*** Opening Data listing ***

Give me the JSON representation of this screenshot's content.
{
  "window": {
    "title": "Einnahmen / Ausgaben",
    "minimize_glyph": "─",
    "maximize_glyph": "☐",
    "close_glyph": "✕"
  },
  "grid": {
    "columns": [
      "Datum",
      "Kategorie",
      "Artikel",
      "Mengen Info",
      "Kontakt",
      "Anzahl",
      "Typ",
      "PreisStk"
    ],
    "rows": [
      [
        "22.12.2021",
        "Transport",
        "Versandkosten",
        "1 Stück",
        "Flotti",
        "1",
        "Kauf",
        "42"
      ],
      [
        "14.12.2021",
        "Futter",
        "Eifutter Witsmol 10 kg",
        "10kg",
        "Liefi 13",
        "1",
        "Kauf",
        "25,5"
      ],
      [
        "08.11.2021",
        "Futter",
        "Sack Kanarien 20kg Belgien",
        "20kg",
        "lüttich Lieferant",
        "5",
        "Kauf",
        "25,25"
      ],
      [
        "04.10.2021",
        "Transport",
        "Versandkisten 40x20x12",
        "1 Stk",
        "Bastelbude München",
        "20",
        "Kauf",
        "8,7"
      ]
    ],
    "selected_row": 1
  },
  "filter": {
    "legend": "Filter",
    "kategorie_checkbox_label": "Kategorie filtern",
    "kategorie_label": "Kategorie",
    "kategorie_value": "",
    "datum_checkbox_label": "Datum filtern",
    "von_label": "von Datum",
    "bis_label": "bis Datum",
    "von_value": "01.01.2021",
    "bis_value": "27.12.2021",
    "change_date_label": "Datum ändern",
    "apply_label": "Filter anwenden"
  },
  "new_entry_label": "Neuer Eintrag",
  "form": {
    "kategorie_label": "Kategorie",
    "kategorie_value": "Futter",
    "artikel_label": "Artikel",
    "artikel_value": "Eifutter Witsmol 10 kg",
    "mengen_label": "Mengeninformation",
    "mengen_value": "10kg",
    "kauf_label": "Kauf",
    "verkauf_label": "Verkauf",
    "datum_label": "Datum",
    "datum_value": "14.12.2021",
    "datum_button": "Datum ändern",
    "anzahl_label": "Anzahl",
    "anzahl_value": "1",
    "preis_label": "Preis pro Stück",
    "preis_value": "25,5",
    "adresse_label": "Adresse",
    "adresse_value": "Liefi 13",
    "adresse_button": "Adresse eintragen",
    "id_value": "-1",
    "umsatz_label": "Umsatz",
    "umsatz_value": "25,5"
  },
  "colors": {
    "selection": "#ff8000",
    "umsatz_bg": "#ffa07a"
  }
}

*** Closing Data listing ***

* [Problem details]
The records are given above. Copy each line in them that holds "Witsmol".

* [Answer to the exercise]
        "Eifutter Witsmol 10 kg",
    "artikel_value": "Eifutter Witsmol 10 kg",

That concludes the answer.